EXERCISE DESCRIPTION: Print the listing exactly.

RECORD EXCERPTS:
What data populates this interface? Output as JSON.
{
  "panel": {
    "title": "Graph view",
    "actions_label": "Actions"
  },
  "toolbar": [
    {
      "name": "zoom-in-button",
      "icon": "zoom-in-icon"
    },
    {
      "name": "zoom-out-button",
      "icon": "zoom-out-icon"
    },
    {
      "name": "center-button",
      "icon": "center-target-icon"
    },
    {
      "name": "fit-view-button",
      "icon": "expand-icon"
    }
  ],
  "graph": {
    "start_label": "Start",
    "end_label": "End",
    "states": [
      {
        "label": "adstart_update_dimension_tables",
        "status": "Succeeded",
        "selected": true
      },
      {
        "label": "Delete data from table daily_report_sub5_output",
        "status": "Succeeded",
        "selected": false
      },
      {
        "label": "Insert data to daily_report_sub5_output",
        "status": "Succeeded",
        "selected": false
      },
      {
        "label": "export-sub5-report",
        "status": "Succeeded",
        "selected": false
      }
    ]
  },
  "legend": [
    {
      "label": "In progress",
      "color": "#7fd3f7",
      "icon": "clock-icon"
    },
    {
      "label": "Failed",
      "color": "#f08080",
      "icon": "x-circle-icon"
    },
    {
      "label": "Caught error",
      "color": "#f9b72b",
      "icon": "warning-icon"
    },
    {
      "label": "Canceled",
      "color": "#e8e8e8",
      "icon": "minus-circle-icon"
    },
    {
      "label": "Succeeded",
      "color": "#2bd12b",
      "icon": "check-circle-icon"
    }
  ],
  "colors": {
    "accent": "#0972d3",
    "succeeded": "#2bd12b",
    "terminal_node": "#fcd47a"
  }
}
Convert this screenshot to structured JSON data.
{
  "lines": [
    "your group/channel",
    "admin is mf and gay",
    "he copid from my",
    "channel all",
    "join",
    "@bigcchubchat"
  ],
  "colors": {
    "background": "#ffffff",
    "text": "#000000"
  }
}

RESPONSE BELOW:
What data populates this interface? Output as JSON.
{
  "panel": {
    "title": "Graph view",
    "actions_label": "Actions"
  },
  "toolbar": [
    {
      "name": "zoom-in-button",
      "icon": "zoom-in-icon"
    },
    {
      "name": "zoom-out-button",
      "icon": "zoom-out-icon"
    },
    {
      "name": "center-button",
      "icon": "center-target-icon"
    },
    {
      "name": "fit-view-button",
      "icon": "expand-icon"
    }
  ],
  "graph": {
    "start_label": "Start",
    "end_label": "End",
    "states": [
      {
        "label": "adstart_update_dimension_tables",
        "status": "Succeeded",
        "selected": true
      },
      {
        "label": "Delete data from table daily_report_sub5_output",
        "status": "Succeeded",
        "selected": false
      },
      {
        "label": "Insert data to daily_report_sub5_output",
        "status": "Succeeded",
        "selected": false
      },
      {
        "label": "export-sub5-report",
        "status": "Succeeded",
        "selected": false
      }
    ]
  },
  "legend": [
    {
      "label": "In progress",
      "color": "#7fd3f7",
      "icon": "clock-icon"
    },
    {
      "label": "Failed",
      "color": "#f08080",
      "icon": "x-circle-icon"
    },
    {
      "label": "Caught error",
      "color": "#f9b72b",
      "icon": "warning-icon"
    },
    {
      "label": "Canceled",
      "color": "#e8e8e8",
      "icon": "minus-circle-icon"
    },
    {
      "label": "Succeeded",
      "color": "#2bd12b",
      "icon": "check-circle-icon"
    }
  ],
  "colors": {
    "accent": "#0972d3",
    "succeeded": "#2bd12b",
    "terminal_node": "#fcd47a"
  }
}
Convert this screenshot to structured JSON data.
{
  "lines": [
    "your group/channel",
    "admin is mf and gay",
    "he copid from my",
    "channel all",
    "join",
    "@bigcchubchat"
  ],
  "colors": {
    "background": "#ffffff",
    "text": "#000000"
  }
}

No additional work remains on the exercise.